■ **DIRECTIONS**
Return each line of the listing that follows in which the string "placeholder" can be found.

■ **SUPPLIED INFORMATION**
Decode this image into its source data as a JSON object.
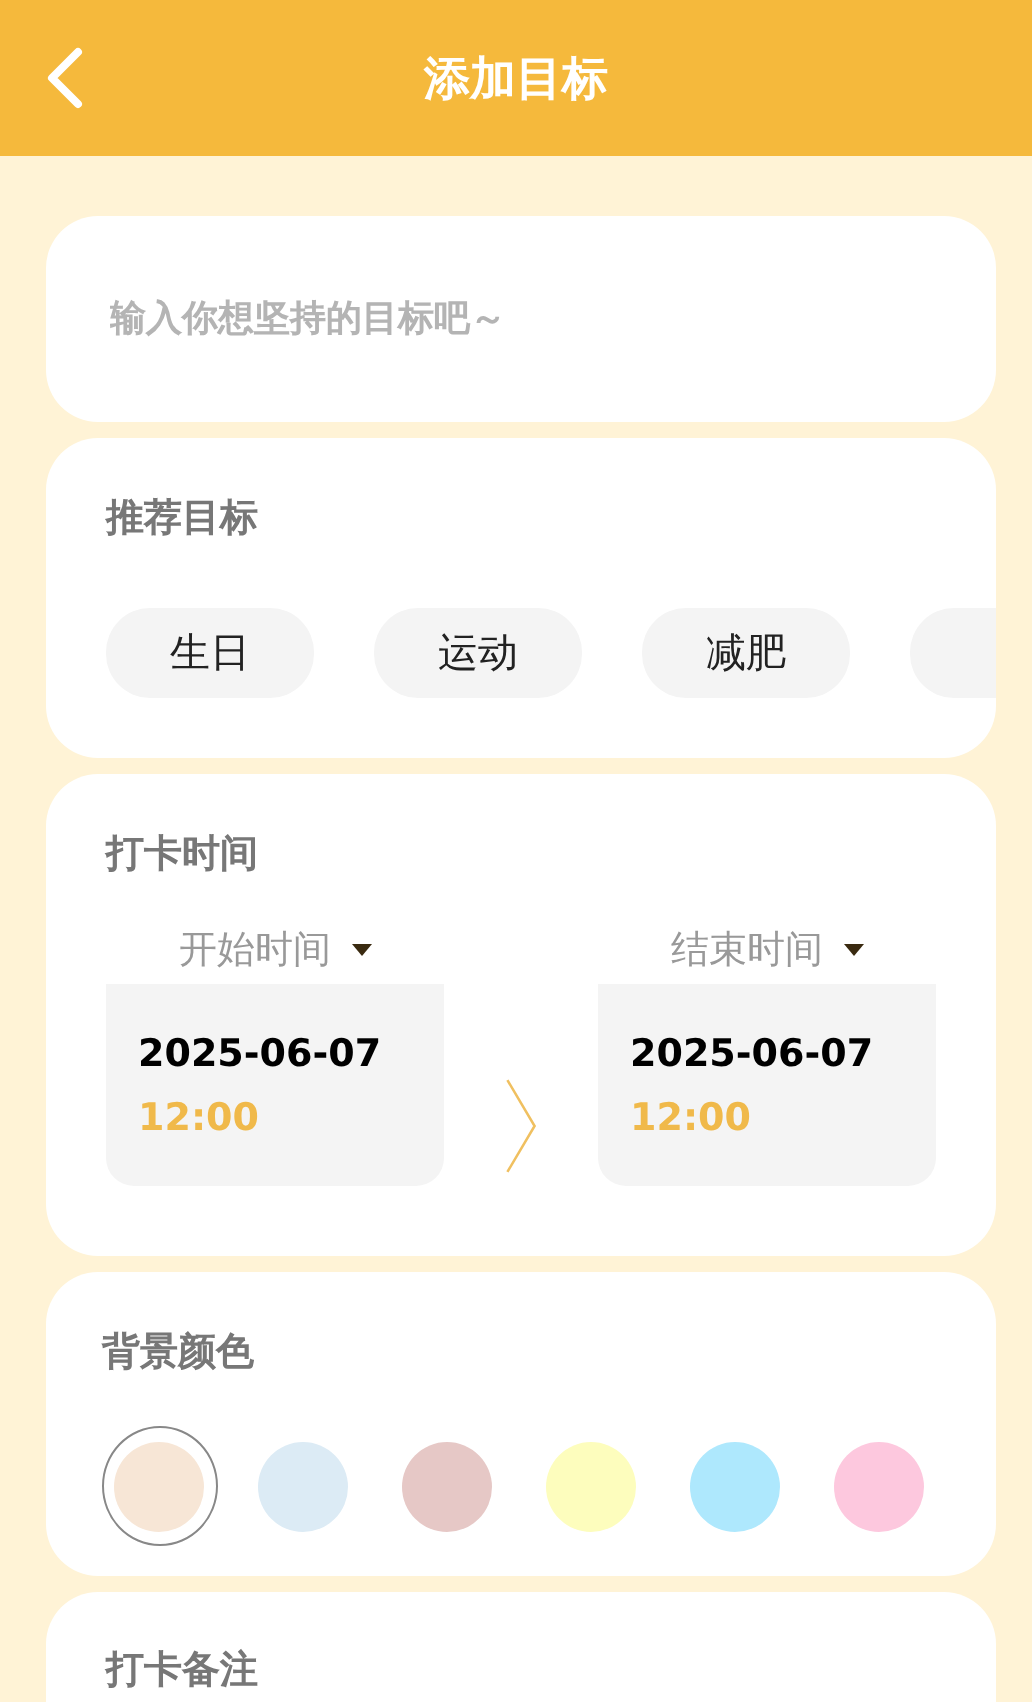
{
  "header": {
    "title": "添加目标"
  },
  "goal_input": {
    "placeholder": "输入你想坚持的目标吧～"
  },
  "recommend": {
    "title": "推荐目标",
    "chips": [
      "生日",
      "运动",
      "减肥"
    ]
  },
  "checkin_time": {
    "title": "打卡时间",
    "start": {
      "label": "开始时间",
      "date": "2025-06-07",
      "time": "12:00"
    },
    "end": {
      "label": "结束时间",
      "date": "2025-06-07",
      "time": "12:00"
    }
  },
  "background_color": {
    "title": "背景颜色",
    "swatches": [
      {
        "color": "#f7e6d6",
        "selected": true
      },
      {
        "color": "#dcebf5",
        "selected": false
      },
      {
        "color": "#e6c8c6",
        "selected": false
      },
      {
        "color": "#fdfdbd",
        "selected": false
      },
      {
        "color": "#aee8fd",
        "selected": false
      },
      {
        "color": "#fdc8de",
        "selected": false
      }
    ]
  },
  "note": {
    "title": "打卡备注"
  }
}
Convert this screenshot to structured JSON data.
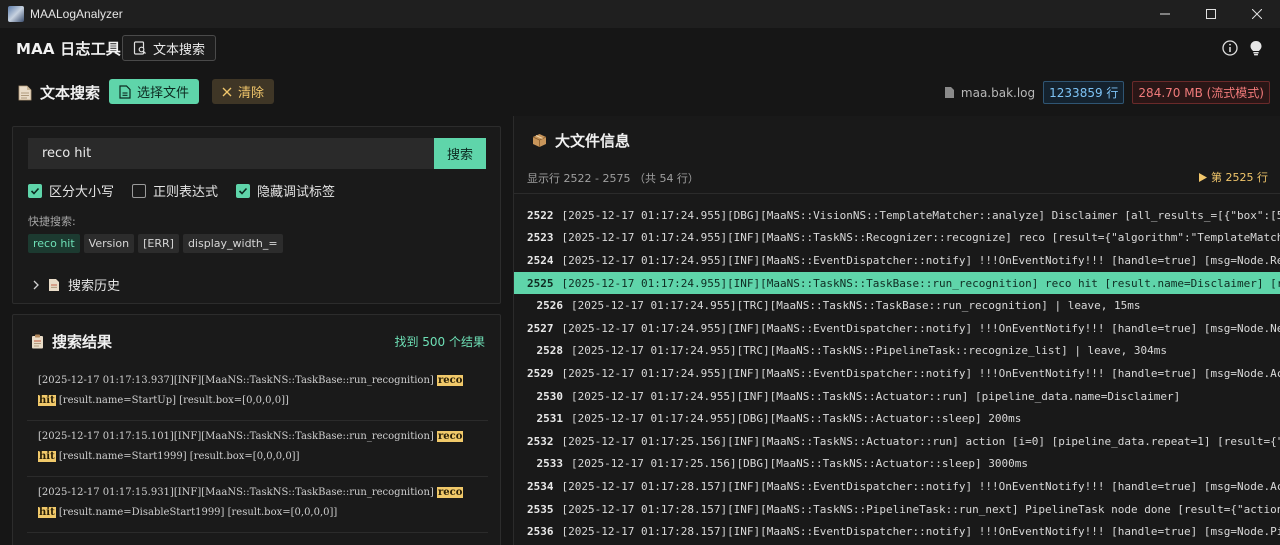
{
  "window": {
    "title": "MAALogAnalyzer"
  },
  "header": {
    "brand": "MAA 日志工具",
    "tab_label": "文本搜索"
  },
  "toolbar": {
    "title": "文本搜索",
    "select_file_label": "选择文件",
    "clear_label": "清除",
    "file_name": "maa.bak.log",
    "line_count": "1233859 行",
    "file_size": "284.70 MB (流式模式)"
  },
  "search": {
    "query": "reco hit",
    "button_label": "搜索",
    "options": [
      {
        "label": "区分大小写",
        "checked": true
      },
      {
        "label": "正则表达式",
        "checked": false
      },
      {
        "label": "隐藏调试标签",
        "checked": true
      }
    ],
    "quick_label": "快捷搜索:",
    "quick_tags": [
      "reco hit",
      "Version",
      "[ERR]",
      "display_width_="
    ],
    "history_label": "搜索历史"
  },
  "results": {
    "title": "搜索结果",
    "count_label": "找到 500 个结果",
    "items": [
      {
        "before": "[2025-12-17 01:17:13.937][INF][MaaNS::TaskNS::TaskBase::run_recognition] ",
        "hl1": "reco",
        "hl2": "hit",
        "after": " [result.name=StartUp] [result.box=[0,0,0,0]]"
      },
      {
        "before": "[2025-12-17 01:17:15.101][INF][MaaNS::TaskNS::TaskBase::run_recognition] ",
        "hl1": "reco",
        "hl2": "hit",
        "after": " [result.name=Start1999] [result.box=[0,0,0,0]]"
      },
      {
        "before": "[2025-12-17 01:17:15.931][INF][MaaNS::TaskNS::TaskBase::run_recognition] ",
        "hl1": "reco",
        "hl2": "hit",
        "after": " [result.name=DisableStart1999] [result.box=[0,0,0,0]]"
      }
    ]
  },
  "viewer": {
    "title": "大文件信息",
    "range_label": "显示行 2522 - 2575 （共 54 行）",
    "jump_label": "第 2525 行",
    "current_line": 2525,
    "lines": [
      {
        "num": "2522",
        "text": "[2025-12-17 01:17:24.955][DBG][MaaNS::VisionNS::TemplateMatcher::analyze] Disclaimer [all_results_=[{\"box\":[5"
      },
      {
        "num": "2523",
        "text": "[2025-12-17 01:17:24.955][INF][MaaNS::TaskNS::Recognizer::recognize] reco [result={\"algorithm\":\"TemplateMatch"
      },
      {
        "num": "2524",
        "text": "[2025-12-17 01:17:24.955][INF][MaaNS::EventDispatcher::notify] !!!OnEventNotify!!! [handle=true] [msg=Node.Re"
      },
      {
        "num": "2525",
        "text": "[2025-12-17 01:17:24.955][INF][MaaNS::TaskNS::TaskBase::run_recognition] reco hit [result.name=Disclaimer] [r"
      },
      {
        "num": "2526",
        "text": "[2025-12-17 01:17:24.955][TRC][MaaNS::TaskNS::TaskBase::run_recognition] | leave, 15ms"
      },
      {
        "num": "2527",
        "text": "[2025-12-17 01:17:24.955][INF][MaaNS::EventDispatcher::notify] !!!OnEventNotify!!! [handle=true] [msg=Node.Ne"
      },
      {
        "num": "2528",
        "text": "[2025-12-17 01:17:24.955][TRC][MaaNS::TaskNS::PipelineTask::recognize_list] | leave, 304ms"
      },
      {
        "num": "2529",
        "text": "[2025-12-17 01:17:24.955][INF][MaaNS::EventDispatcher::notify] !!!OnEventNotify!!! [handle=true] [msg=Node.Ac"
      },
      {
        "num": "2530",
        "text": "[2025-12-17 01:17:24.955][INF][MaaNS::TaskNS::Actuator::run] [pipeline_data.name=Disclaimer]"
      },
      {
        "num": "2531",
        "text": "[2025-12-17 01:17:24.955][DBG][MaaNS::TaskNS::Actuator::sleep] 200ms"
      },
      {
        "num": "2532",
        "text": "[2025-12-17 01:17:25.156][INF][MaaNS::TaskNS::Actuator::run] action [i=0] [pipeline_data.repeat=1] [result={\""
      },
      {
        "num": "2533",
        "text": "[2025-12-17 01:17:25.156][DBG][MaaNS::TaskNS::Actuator::sleep] 3000ms"
      },
      {
        "num": "2534",
        "text": "[2025-12-17 01:17:28.157][INF][MaaNS::EventDispatcher::notify] !!!OnEventNotify!!! [handle=true] [msg=Node.Ac"
      },
      {
        "num": "2535",
        "text": "[2025-12-17 01:17:28.157][INF][MaaNS::TaskNS::PipelineTask::run_next] PipelineTask node done [result={\"action"
      },
      {
        "num": "2536",
        "text": "[2025-12-17 01:17:28.157][INF][MaaNS::EventDispatcher::notify] !!!OnEventNotify!!! [handle=true] [msg=Node.Pi"
      }
    ]
  },
  "colors": {
    "accent": "#5fd5aa",
    "warning": "#f1c66b",
    "background": "#161616"
  }
}
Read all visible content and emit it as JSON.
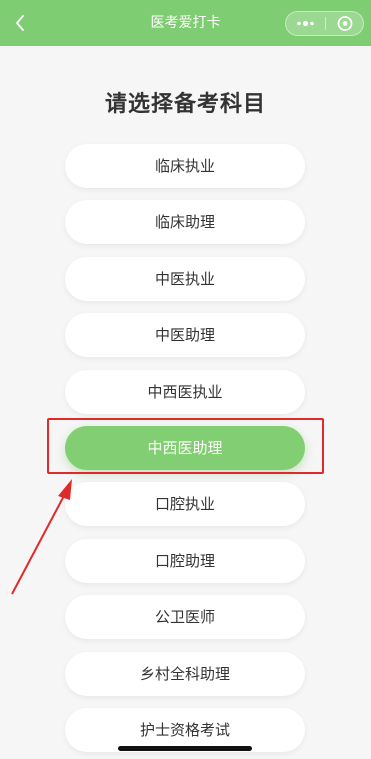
{
  "navbar": {
    "title": "医考爱打卡",
    "back_icon": "chevron-left-icon",
    "more_icon": "more-dots-icon",
    "close_icon": "target-circle-icon",
    "color": "#7fcd72"
  },
  "heading": "请选择备考科目",
  "options": [
    {
      "label": "临床执业"
    },
    {
      "label": "临床助理"
    },
    {
      "label": "中医执业"
    },
    {
      "label": "中医助理"
    },
    {
      "label": "中西医执业"
    },
    {
      "label": "中西医助理",
      "selected": true
    },
    {
      "label": "口腔执业"
    },
    {
      "label": "口腔助理"
    },
    {
      "label": "公卫医师"
    },
    {
      "label": "乡村全科助理"
    },
    {
      "label": "护士资格考试"
    }
  ],
  "colors": {
    "selected_bg": "#82ce73",
    "annotation_red": "#e02a2a"
  }
}
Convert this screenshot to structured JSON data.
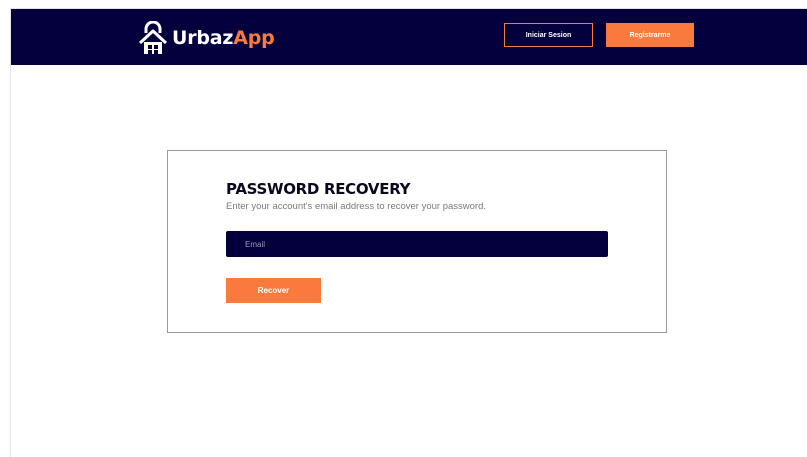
{
  "header": {
    "logo": {
      "icon": "house-lock-icon",
      "text_part1": "Urbaz",
      "text_part2": "App"
    },
    "login_label": "Iniciar Sesion",
    "register_label": "Registrarme"
  },
  "recovery": {
    "title": "PASSWORD RECOVERY",
    "subtitle": "Enter your account's email address to recover your password.",
    "email": {
      "value": "",
      "placeholder": "Email"
    },
    "submit_label": "Recover"
  },
  "colors": {
    "navy": "#04003d",
    "accent": "#f97a3c",
    "background": "#ffffff"
  }
}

■ **SOLUTION TO THIS EXERCISE**
    "placeholder": "输入你想坚持的目标吧～"
      "placeholder": "Email"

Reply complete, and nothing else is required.